ASSIGNMENT :: Provide the data again in its entirety, exactly as given.

SOURCE INFORMATION ::

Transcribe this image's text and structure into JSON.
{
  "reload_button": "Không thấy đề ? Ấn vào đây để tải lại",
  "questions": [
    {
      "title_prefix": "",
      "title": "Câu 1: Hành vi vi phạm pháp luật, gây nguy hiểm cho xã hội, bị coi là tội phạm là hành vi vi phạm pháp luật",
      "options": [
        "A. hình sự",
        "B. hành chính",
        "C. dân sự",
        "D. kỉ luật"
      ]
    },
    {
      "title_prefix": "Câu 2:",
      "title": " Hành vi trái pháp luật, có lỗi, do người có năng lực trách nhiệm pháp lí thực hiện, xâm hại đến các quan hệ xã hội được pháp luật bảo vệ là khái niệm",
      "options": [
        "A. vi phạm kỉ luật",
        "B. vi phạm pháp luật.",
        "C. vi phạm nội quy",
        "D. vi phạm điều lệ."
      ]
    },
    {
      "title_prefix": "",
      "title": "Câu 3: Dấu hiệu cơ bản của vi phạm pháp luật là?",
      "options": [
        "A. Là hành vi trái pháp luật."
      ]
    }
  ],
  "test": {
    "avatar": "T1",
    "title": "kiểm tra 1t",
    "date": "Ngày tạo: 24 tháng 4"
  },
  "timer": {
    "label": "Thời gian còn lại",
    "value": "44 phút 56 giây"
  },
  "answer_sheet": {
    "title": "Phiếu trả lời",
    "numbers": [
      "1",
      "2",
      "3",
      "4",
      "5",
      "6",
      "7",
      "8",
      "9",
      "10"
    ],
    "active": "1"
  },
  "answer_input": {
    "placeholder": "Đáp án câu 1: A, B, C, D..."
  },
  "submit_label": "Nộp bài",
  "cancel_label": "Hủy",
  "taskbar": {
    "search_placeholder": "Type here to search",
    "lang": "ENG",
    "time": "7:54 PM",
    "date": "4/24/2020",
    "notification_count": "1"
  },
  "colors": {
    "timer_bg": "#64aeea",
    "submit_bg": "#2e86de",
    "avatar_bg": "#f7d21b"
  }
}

FINISHED EXERCISE ::
Transcribe this image's text and structure into JSON.
{
  "reload_button": "Không thấy đề ? Ấn vào đây để tải lại",
  "questions": [
    {
      "title_prefix": "",
      "title": "Câu 1: Hành vi vi phạm pháp luật, gây nguy hiểm cho xã hội, bị coi là tội phạm là hành vi vi phạm pháp luật",
      "options": [
        "A. hình sự",
        "B. hành chính",
        "C. dân sự",
        "D. kỉ luật"
      ]
    },
    {
      "title_prefix": "Câu 2:",
      "title": " Hành vi trái pháp luật, có lỗi, do người có năng lực trách nhiệm pháp lí thực hiện, xâm hại đến các quan hệ xã hội được pháp luật bảo vệ là khái niệm",
      "options": [
        "A. vi phạm kỉ luật",
        "B. vi phạm pháp luật.",
        "C. vi phạm nội quy",
        "D. vi phạm điều lệ."
      ]
    },
    {
      "title_prefix": "",
      "title": "Câu 3: Dấu hiệu cơ bản của vi phạm pháp luật là?",
      "options": [
        "A. Là hành vi trái pháp luật."
      ]
    }
  ],
  "test": {
    "avatar": "T1",
    "title": "kiểm tra 1t",
    "date": "Ngày tạo: 24 tháng 4"
  },
  "timer": {
    "label": "Thời gian còn lại",
    "value": "44 phút 56 giây"
  },
  "answer_sheet": {
    "title": "Phiếu trả lời",
    "numbers": [
      "1",
      "2",
      "3",
      "4",
      "5",
      "6",
      "7",
      "8",
      "9",
      "10"
    ],
    "active": "1"
  },
  "answer_input": {
    "placeholder": "Đáp án câu 1: A, B, C, D..."
  },
  "submit_label": "Nộp bài",
  "cancel_label": "Hủy",
  "taskbar": {
    "search_placeholder": "Type here to search",
    "lang": "ENG",
    "time": "7:54 PM",
    "date": "4/24/2020",
    "notification_count": "1"
  },
  "colors": {
    "timer_bg": "#64aeea",
    "submit_bg": "#2e86de",
    "avatar_bg": "#f7d21b"
  }
}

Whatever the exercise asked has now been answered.